What is needed: In the material below, find every line containing the string "data" and return it.
[Given records — start]
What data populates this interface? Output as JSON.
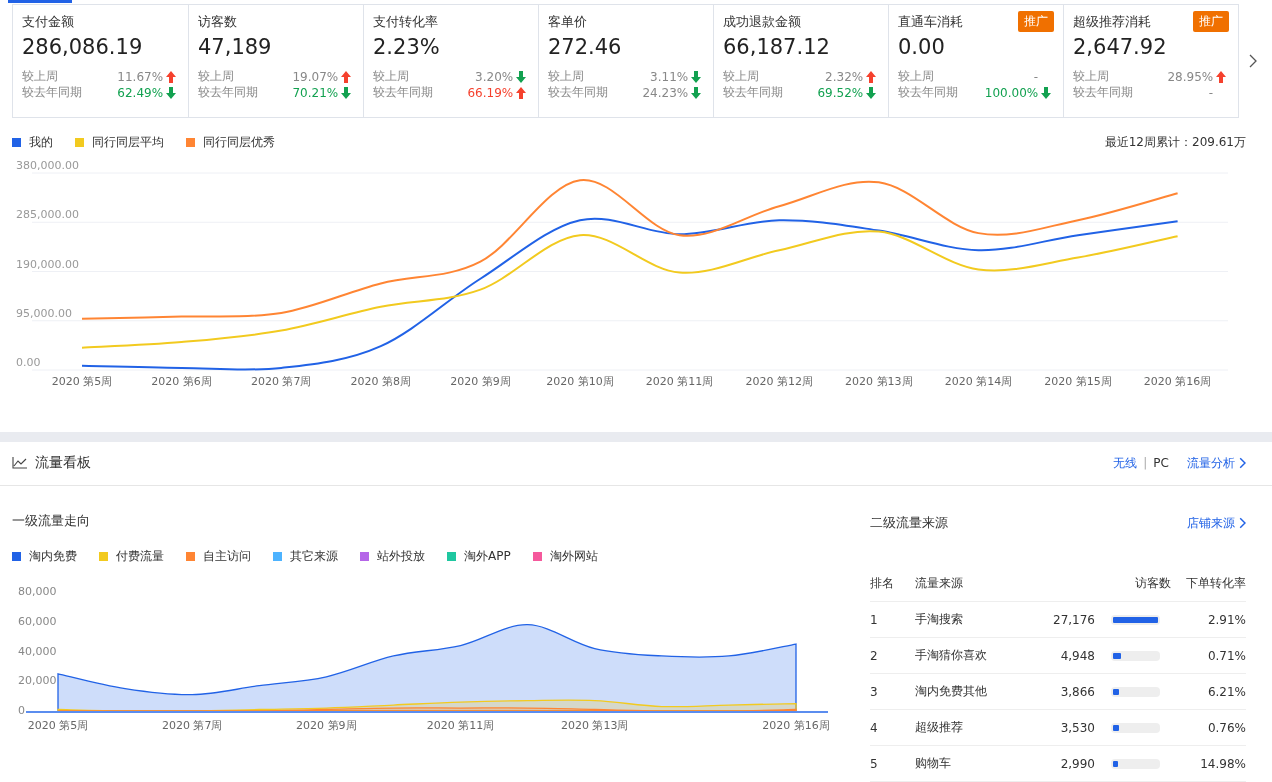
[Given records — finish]
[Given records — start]
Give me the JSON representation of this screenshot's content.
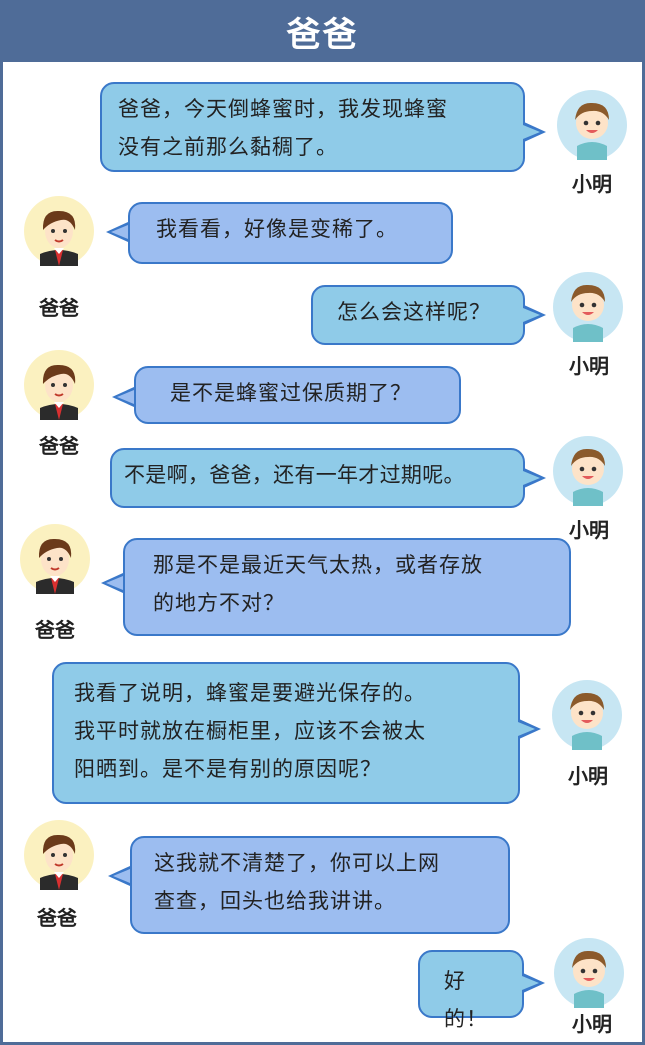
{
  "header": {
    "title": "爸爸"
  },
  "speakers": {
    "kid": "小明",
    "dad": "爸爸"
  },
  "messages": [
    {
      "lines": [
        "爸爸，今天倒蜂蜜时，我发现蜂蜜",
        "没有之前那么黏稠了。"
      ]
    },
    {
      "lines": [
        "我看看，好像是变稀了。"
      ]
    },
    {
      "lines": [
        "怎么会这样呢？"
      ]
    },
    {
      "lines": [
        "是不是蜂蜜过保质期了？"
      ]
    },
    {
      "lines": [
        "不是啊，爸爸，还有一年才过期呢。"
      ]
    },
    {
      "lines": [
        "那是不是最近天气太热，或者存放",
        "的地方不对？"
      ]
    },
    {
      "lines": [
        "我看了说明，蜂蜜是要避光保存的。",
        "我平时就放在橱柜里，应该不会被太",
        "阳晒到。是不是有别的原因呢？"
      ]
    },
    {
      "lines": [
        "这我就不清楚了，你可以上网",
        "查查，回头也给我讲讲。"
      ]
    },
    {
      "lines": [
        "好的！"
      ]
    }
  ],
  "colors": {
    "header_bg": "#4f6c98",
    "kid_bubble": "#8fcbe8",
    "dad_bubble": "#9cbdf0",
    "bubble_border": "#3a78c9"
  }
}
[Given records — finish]
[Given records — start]
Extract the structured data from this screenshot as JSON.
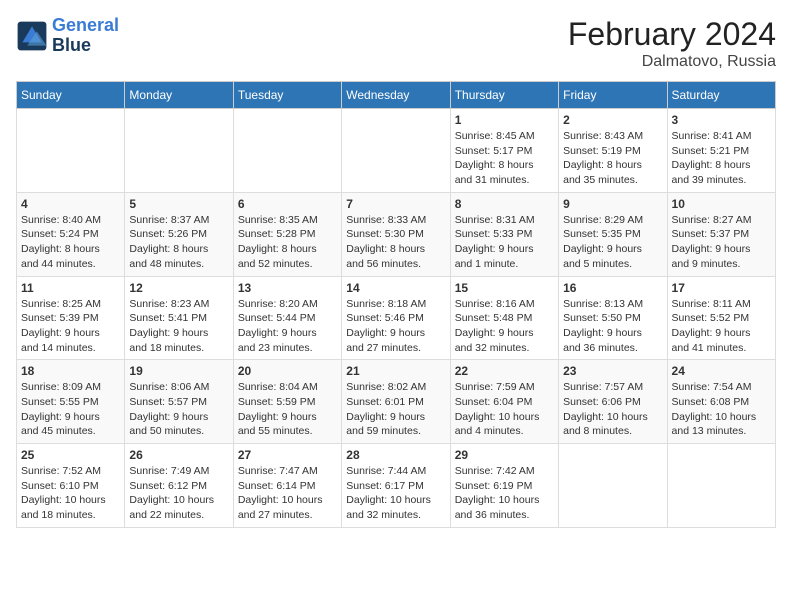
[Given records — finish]
Answer to this task:
What data populates this interface? Output as JSON.
Extract the structured data from this screenshot as JSON.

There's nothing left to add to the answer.